Regis Bonvicino, 'Beyond the Wall: Selected Poems'
Régis Bonvicino is to twenty-first century São Paulo what Charles Baudelaire was to nineteenth-century Paris: the poet as flaneur wandering through the cultural detritus of our time with mordant gaze and dark wit. Bonvicino’s ebullient poems are replete with philosophically searing perceptions and socially conscious lament. Not yet elegy, Bonvicino’s unrelenting acknowledgments center on the parasitic relation between those mangled by society and those doin’ the manglin.’
You can get a hard copy of this new book for $12.95 (or $5 for a PDF) at Green Integer.
Odile Cisneros and Thérèse Bachand and Maria do Carmo Zanini do a fine job adapting the Brazilian poems to the American idiom. I contribute a few translations (and a collaboration). I included two of my translations of Bonvicino in Recalculating. This is one of them, a favorite:
A poem can’t be sold like music can, can’t be sold like a painting, like a song can, nobody gives a dime, a damn, a poem don’t live beyond its words, its dark and backward suns, can’t be sold like prose can, only as if it were a story or the mocking echo of a poem, can’t be sold like junk can, chunks of mango tree in a garden (or fragments of a garden hose), vats of burnt oil, even like a goldfinch can, singing in a trash dump, the black tongue of the sewers, where algae bloom, can’t be sold like graffiti can, like a photograph or video can, or any arty film, can’t be sold like a print or card can. Me, I’m a lousy trader in worthless things, beset by a plague of words.
Green Integer writes: “Régis Bonvicino’s poems are centered around the dystopia of urban spaces — especially São Paulo where he lives. While his poems include the imagery of nature, they are nevertheless resolutely unromantic, and often brutal in their street-level observations. Friction reigns between the intense lyricism and gritty content, between sound and syntax, between rhyme and intense rhythmic shifts.”
Cassidy Foust reviews the book at LitHub.
Régis Bonvicino (São Paulo, 1955) is a Brazilian poet, translator, literary critic, and editor. (My photo from 2008.)

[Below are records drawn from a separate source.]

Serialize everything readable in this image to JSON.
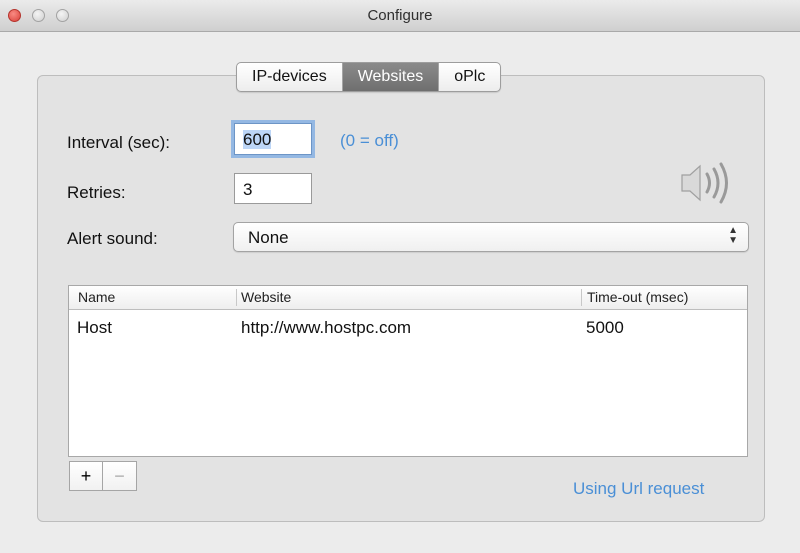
{
  "window": {
    "title": "Configure"
  },
  "tabs": [
    {
      "label": "IP-devices",
      "active": false
    },
    {
      "label": "Websites",
      "active": true
    },
    {
      "label": "oPlc",
      "active": false
    }
  ],
  "form": {
    "interval_label": "Interval (sec):",
    "interval_value": "600",
    "interval_hint": "(0 = off)",
    "retries_label": "Retries:",
    "retries_value": "3",
    "alert_sound_label": "Alert sound:",
    "alert_sound_value": "None"
  },
  "table": {
    "columns": [
      "Name",
      "Website",
      "Time-out (msec)"
    ],
    "rows": [
      {
        "name": "Host",
        "website": "http://www.hostpc.com",
        "timeout": "5000"
      }
    ]
  },
  "toolbar": {
    "add_label": "+",
    "remove_label": "−"
  },
  "status": {
    "request_mode": "Using Url request"
  },
  "icons": {
    "sound": "speaker-icon"
  },
  "colors": {
    "accent": "#4a8fd6",
    "selected_tab": "#7c7c7c",
    "close": "#e0443e"
  }
}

When he was in his early 20s, Bonvicino published two books, Bicho Papel (1975) and Régis Hotel (1978). His later books include Sósia da Cópia (Max Limonad, 1983), Más Companhias (Olavobrás, 1987), 33 Poemas (Iluminuras, 1990), Outros Poemas (Iluminuras, 1993), Primeiro Tempo (Perspectiva, 1995), Ossos de Borboleta (Editora 34, 1996), Together – um poema, vozes (Ateliê Editorial, 1996), Céu-Eclipse (Editora 34, 1999), Remorso do Cosmos (de ter vindo ao sol) (Ateliê Editorial, 2003), Página Órfã (Martins Fontes, 2007), and Estado Crítico (Editora Hedra, 2013). His collected poems was published in 2010 as Até Agora (Editora Imprensa Oficial, 564 pages).

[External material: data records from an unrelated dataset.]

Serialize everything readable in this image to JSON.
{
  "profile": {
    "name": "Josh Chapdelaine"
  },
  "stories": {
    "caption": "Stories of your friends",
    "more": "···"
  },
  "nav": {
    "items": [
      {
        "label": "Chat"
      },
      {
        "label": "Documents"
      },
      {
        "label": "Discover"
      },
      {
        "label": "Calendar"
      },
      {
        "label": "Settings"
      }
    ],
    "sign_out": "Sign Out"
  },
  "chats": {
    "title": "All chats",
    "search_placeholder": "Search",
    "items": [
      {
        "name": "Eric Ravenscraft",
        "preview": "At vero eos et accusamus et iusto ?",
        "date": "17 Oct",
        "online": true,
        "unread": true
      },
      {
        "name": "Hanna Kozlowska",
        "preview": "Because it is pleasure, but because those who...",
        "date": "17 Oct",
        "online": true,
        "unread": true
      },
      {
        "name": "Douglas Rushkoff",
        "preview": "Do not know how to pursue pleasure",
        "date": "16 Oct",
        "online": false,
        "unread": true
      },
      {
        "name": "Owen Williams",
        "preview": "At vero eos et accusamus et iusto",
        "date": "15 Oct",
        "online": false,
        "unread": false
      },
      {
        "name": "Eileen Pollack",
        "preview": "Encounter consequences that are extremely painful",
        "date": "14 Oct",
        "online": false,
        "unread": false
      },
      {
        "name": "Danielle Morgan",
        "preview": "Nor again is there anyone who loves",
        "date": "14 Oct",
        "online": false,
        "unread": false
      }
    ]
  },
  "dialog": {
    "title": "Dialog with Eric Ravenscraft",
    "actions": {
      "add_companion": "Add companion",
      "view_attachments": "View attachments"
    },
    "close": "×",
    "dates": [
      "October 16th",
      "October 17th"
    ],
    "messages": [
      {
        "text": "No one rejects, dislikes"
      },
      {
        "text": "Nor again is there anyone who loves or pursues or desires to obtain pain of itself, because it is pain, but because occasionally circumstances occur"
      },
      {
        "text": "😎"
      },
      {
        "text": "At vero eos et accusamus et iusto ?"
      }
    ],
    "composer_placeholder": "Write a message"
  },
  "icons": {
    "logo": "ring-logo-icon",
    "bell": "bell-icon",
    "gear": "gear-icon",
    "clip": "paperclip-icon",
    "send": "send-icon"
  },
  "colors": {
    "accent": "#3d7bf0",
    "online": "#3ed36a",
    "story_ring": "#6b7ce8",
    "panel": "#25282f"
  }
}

Translations of his work include Sky-Eclipse: Selected Poems (Los Angeles, Green Integer, 2000) and Blue Tile (Hong Kong, The Chinese University of Press, 2011), translated by Yao Feng. Bonvicino has translated (among others) Argentine poet Oliverio Girondo, French poet Jules Laforgue, and American poets Robert Creeley and Charles Bernstein.

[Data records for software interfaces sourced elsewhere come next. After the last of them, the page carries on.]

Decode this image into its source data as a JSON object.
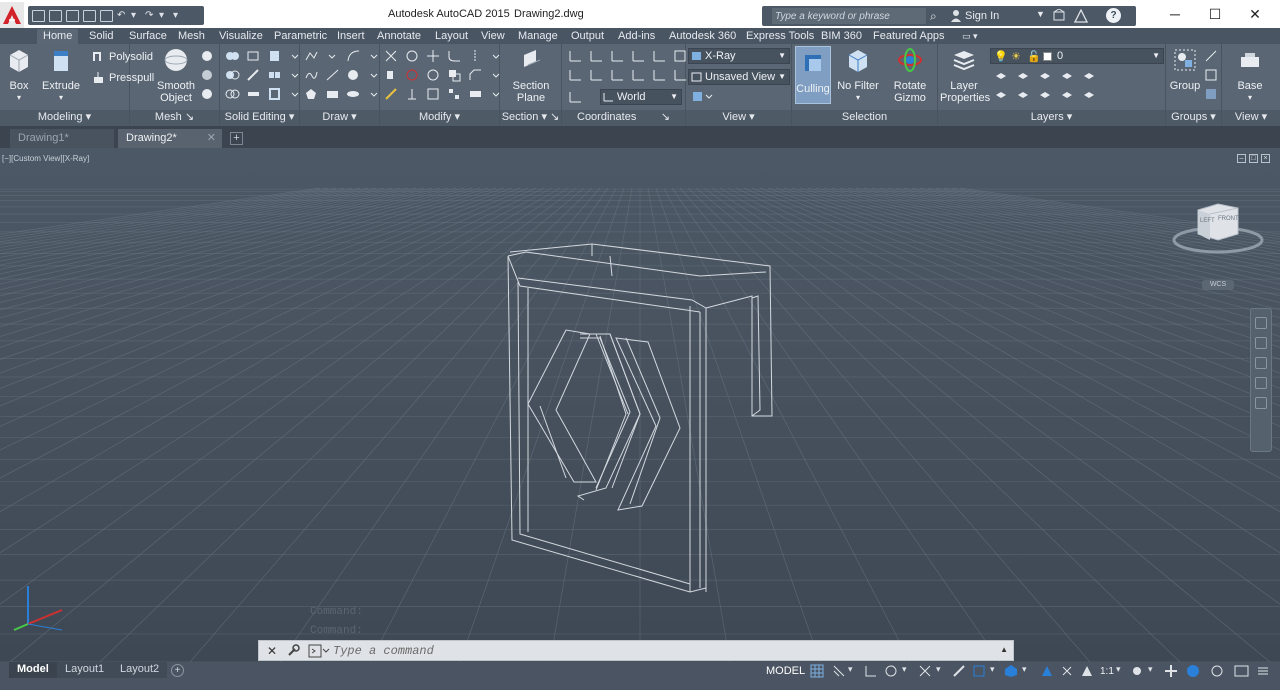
{
  "titlebar": {
    "app_title": "Autodesk AutoCAD 2015",
    "file_name": "Drawing2.dwg",
    "search_placeholder": "Type a keyword or phrase",
    "sign_in": "Sign In"
  },
  "ribbon_tabs": [
    "Home",
    "Solid",
    "Surface",
    "Mesh",
    "Visualize",
    "Parametric",
    "Insert",
    "Annotate",
    "Layout",
    "View",
    "Manage",
    "Output",
    "Add-ins",
    "Autodesk 360",
    "Express Tools",
    "BIM 360",
    "Featured Apps"
  ],
  "ribbon": {
    "modeling": {
      "title": "Modeling",
      "box": "Box",
      "extrude": "Extrude",
      "polysolid": "Polysolid",
      "presspull": "Presspull"
    },
    "mesh": {
      "title": "Mesh",
      "smooth_object_1": "Smooth",
      "smooth_object_2": "Object"
    },
    "solid_editing": {
      "title": "Solid Editing"
    },
    "draw": {
      "title": "Draw"
    },
    "modify": {
      "title": "Modify"
    },
    "section": {
      "title": "Section",
      "section_plane_1": "Section",
      "section_plane_2": "Plane"
    },
    "coordinates": {
      "title": "Coordinates",
      "world": "World"
    },
    "view": {
      "title": "View",
      "visual_style": "X-Ray",
      "saved_view": "Unsaved View"
    },
    "selection": {
      "title": "Selection",
      "culling": "Culling",
      "no_filter": "No Filter",
      "rotate_gizmo_1": "Rotate",
      "rotate_gizmo_2": "Gizmo"
    },
    "layers": {
      "title": "Layers",
      "layer_properties_1": "Layer",
      "layer_properties_2": "Properties",
      "current_layer": "0"
    },
    "groups": {
      "title": "Groups",
      "group": "Group"
    },
    "view2": {
      "title": "View",
      "base": "Base"
    }
  },
  "doc_tabs": [
    {
      "label": "Drawing1*",
      "active": false
    },
    {
      "label": "Drawing2*",
      "active": true
    }
  ],
  "viewport": {
    "label": "[−][Custom View][X-Ray]",
    "viewcube_left": "LEFT",
    "viewcube_front": "FRONT",
    "wcs": "WCS"
  },
  "command": {
    "history": [
      "Command:",
      "Command:"
    ],
    "placeholder": "Type a command"
  },
  "layout_tabs": [
    {
      "label": "Model",
      "active": true
    },
    {
      "label": "Layout1",
      "active": false
    },
    {
      "label": "Layout2",
      "active": false
    }
  ],
  "status": {
    "model": "MODEL",
    "scale": "1:1"
  },
  "colors": {
    "accent": "#7f9ec1",
    "viewport": "#4a5461",
    "ribbon": "#5a6674",
    "app_red": "#d2232a",
    "ucs_blue": "#2a7fd8",
    "ucs_green": "#48c848",
    "ucs_red": "#d03030"
  }
}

Bonvicino edited one of the main Brazilian poetry anthologies of the last decades, Nothing the Sun Could Not Explain (Los Angeles, Sun & Moon Press, 1997). His collection of 1970s letters with poet Paulo Leminski was published first in 1991, with an introduction by Caetano Veloso. In the 1970s, Bonvicino edited Poesia em Greve, Muda and Qorpo Estranho (with Julio Plaza). In 2001, he founded Sibila, a literary magazine that published eleven print issues. Sibila went digital in 2007.
As a critic, he has written for the newspapers Folha de S. Paulo, O Estado de S. Paulo, and Jornal do Brasil; and in magazines such as Veja and Istoé.
Among the critics who have written about his work are Alcir Pécora, Haroldo de Campos, Boris Schnaiderman, João Adolfo Hansen, Silviano Santiago, Marjorie Perloff, and Julio Castañon Guimarães. About his recent book, Estado crítico, Alcir Pécora has written: “I do not see any other poetry that makes a more implacable criticism of poetry and — at the same time — restates itself as poetry. This happens not because Bonvicino’s books speak of poetry or theorize about the crisis of poetry, but because they tactically move around poetry’s impasses and implant themselves into a ground where their verses occupy the metropolis’s most hostile paths.”
Bonvinco and me: “Palin/McCain and the Cult of Irresponsibilty” (2009)
Close Listening conversation with Bonvicino.
“Poetry in a Time of War and Banality” — series in Brazil cocurated by Bonvicino (Lehto, Dragomoschenko, and “traitor to the movement” images (translator/traitor).